When most people think about vaping, it’s typically about someone who’s using vaping as a crutch to stay away from cigarettes. But there’s a growing number of young people who vape, and many of them never touched a cigarette. In fact, it’s a trend that seems to be sweeping the nation. A JAMA Network study found that 1 in 11 U.S. middle and high school students have vaped marijuana.
What is vaping?
Vaping is the act of inhaling and exhaling the vapor (aerosol) produced by an e-cigarette. E-cigarettes don’t produce smoke like cigarettes, which is one reason why people use vaping as an alternative to smoking. But the “vapor” produced by vaping isn’t actually water vapor as it seems. This is actually a common misconception. E-cigarettes produce an aerosol that consists of fine particles.

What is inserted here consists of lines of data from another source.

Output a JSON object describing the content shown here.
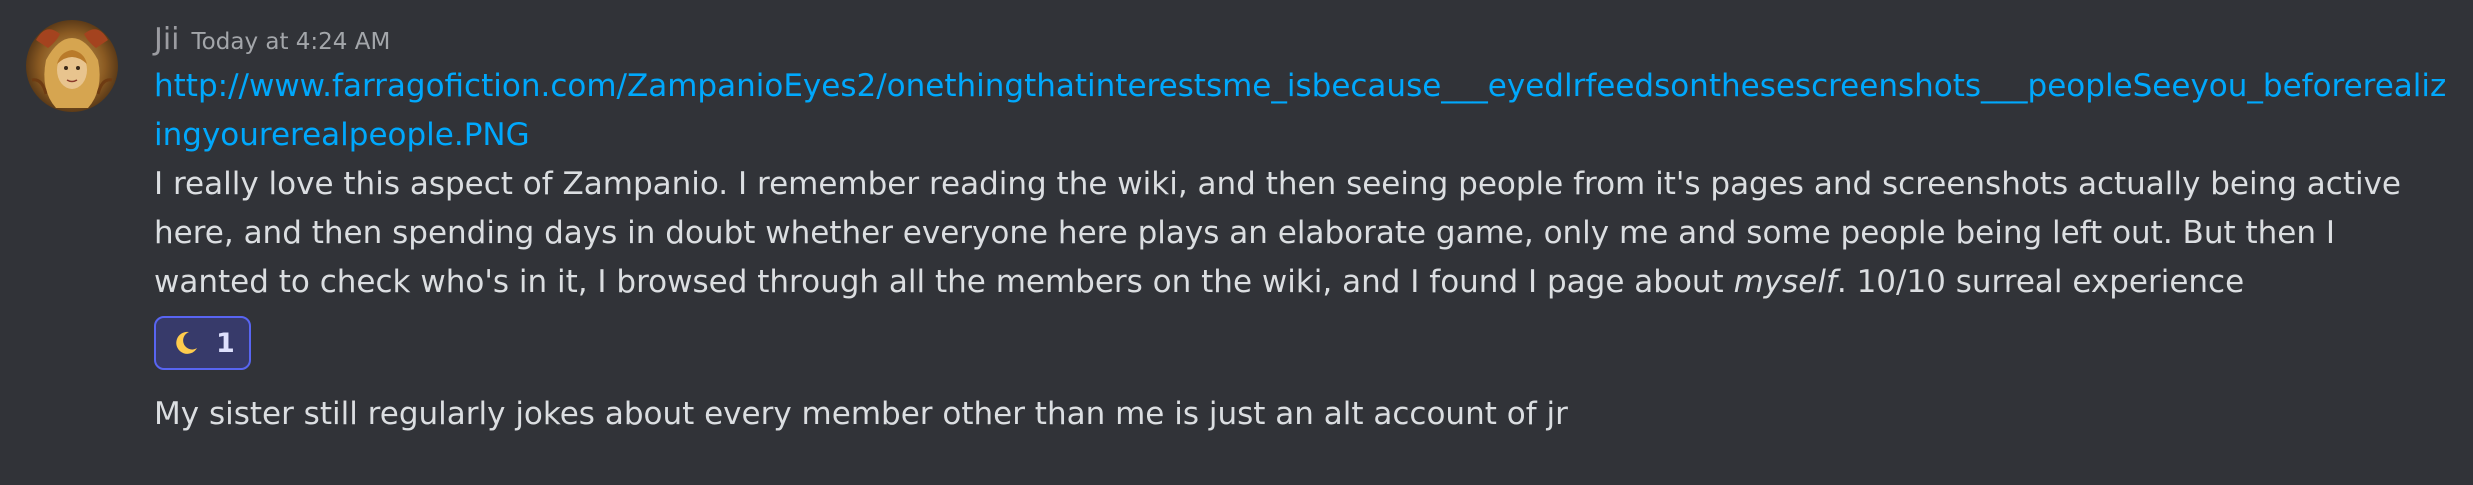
{
  "message": {
    "author": "Jii",
    "timestamp": "Today at 4:24 AM",
    "avatar_icon": "fantasy-portrait-avatar",
    "link": "http://www.farragofiction.com/ZampanioEyes2/onethingthatinterestsme_isbecause___eyedlrfeedsonthesescreenshots___peopleSeeyou_beforerealizingyourerealpeople.PNG",
    "text_before_em": "I really love this aspect of Zampanio. I remember reading the wiki, and then seeing people from it's pages and screenshots actually being active here, and then spending days in doubt whether everyone here plays an elaborate game, only me and some people being left out. But then I wanted to check who's in it, I browsed through all the members on the wiki, and I found I page about ",
    "text_em": "myself",
    "text_after_em": ". 10/10 surreal experience",
    "reaction": {
      "emoji_icon": "crescent-moon-icon",
      "count": "1",
      "accent_color": "#5865f2"
    }
  },
  "second_message": {
    "text": "My sister still regularly jokes about every member other than me is just an alt account of jr"
  },
  "colors": {
    "background": "#313338",
    "link": "#00a8fc",
    "text": "#dbdee1",
    "username": "#9b9ca1"
  }
}
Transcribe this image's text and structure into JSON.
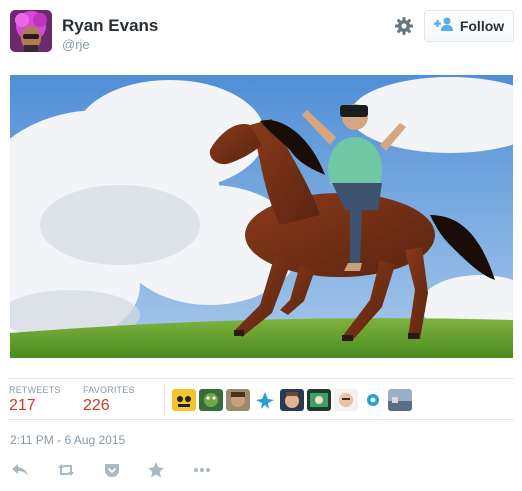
{
  "user": {
    "name": "Ryan Evans",
    "handle": "@rje"
  },
  "follow_button": {
    "label": "Follow"
  },
  "stats": {
    "retweets_label": "RETWEETS",
    "retweets_value": "217",
    "favorites_label": "FAVORITES",
    "favorites_value": "226"
  },
  "timestamp": "2:11 PM - 6 Aug 2015",
  "colors": {
    "accent": "#55acee",
    "stat_value": "#cc3a2e",
    "muted": "#8899a6",
    "border": "#e1e8ed"
  },
  "icons": {
    "settings": "gear-icon",
    "follow": "add-user-icon",
    "reply": "reply-icon",
    "retweet": "retweet-icon",
    "pocket": "pocket-icon",
    "favorite": "star-icon",
    "more": "more-icon"
  }
}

E-cigarettes are also often called vape pens, tanks, e-hookahs and electronic nicotine delivery devices (ENDS).
Most e-cigarettes contain a combination of propylene glycol or glycerol (glycerin) as a base with nicotine, marijuana or flavoring chemicals. These devices rely on battery power to heat elements that aerosolize the liquid.
What is Juul?
You may have also heard vaping referred to as JUULing, especially among high schoolers. Juul is a brand of e-cigarette that has become very popular with the younger crowd.
The Juul product looks more like a flash drive than a typical e-cigarette, and you can even plug the device into a computer for charging. The Juul e-cigarette works with what they call “pod mods” that are made with tobacco. One mod pod contains the tobacco equivalent of about a pack of combustible cigarettes, and it can be consumed in about 200 puffs.
The San Francisco-based company, along with other e-cig manufacturers, are under FDA scrutiny for appearing to target teens and young adults in their marketing campaigns. As a result, each company was tasked with coming up with a plan to “address the widespread youth access and use of their products,” according to the news release.
Is vaping healthy?
When vaping was first introduced, it was known to be a healthier alternative to smoking. Today, that’s a subject of much debate. Still today, the FDA does not recommend vaping as a device to help someone quit smoking.
The problem with vaping lies in the aerosol that a person inhales. The aerosol contains particles with varying amounts of toxic chemicals that a user will then inhale directly into his or her lungs.
Because of this, vaping cannot be considered healthy. But because e-cigarette products come in various forms, sizes and flavors, the type and concentration of toxins vary greatly by brand.
E-cigarettes were introduced in 2007. They were developed as an alternative to smoking combustible cigarettes. It’s important to note that you may still be inhaling tobacco or marijuana, both addictive substances.
Dangers of teenage vaping
There are a few issues with the current trends of teens vaping. For one, vaping may increase a teenager’s likelihood of smoking combustible cigarettes later in life. And then, there’s the danger of what they’re putting inside those e-cigarettes, specifically tobacco and marijuana.
The Truth Initiative Survey found that 63 percent of young Juul users were unaware that the product always contains nicotine. Nicotine is an issue because of its link to cancer and cardiovascular disease. It’s particularly problematic for the teenage brain.
A Journal of Physiology review of available research suggests that nicotine may induce epigenetic changes that sensitize the teenage brain to other drugs and prime it for future substance abuse issues.
The teenage brain is also highly vulnerable to lasting damage from marijuana use. In the short term, marijuana can impair functions linked to attention, memory, learning and decision-making. Heavy marijuana use in adolescence is associated with poor outcomes later in life. Such negative outcomes may include poor academic performance, higher dropout rates, greater unemployment rates, increased welfare dependence and lower life satisfaction.
How vaping impacts teenage marijuana use
The problem with e-cigarettes like Juuls is that they are more discreet than combustible cigarettes. This gives kids easier access to smoke in school bathrooms and on the street. With fewer barriers, teenagers may be more likely to abuse tobacco and marijuana, which could lead to larger problems of drug addiction and rehab later in life.
If your teenager has started vaping, talk about the dangers. Don’t wait until it gets to the point where they need a marijuana detox. Vaping nicotine and/or marijuana can have negative life and health outcomes later in life, and it’s important for teens to understand the potential impacts before they abuse these drugs.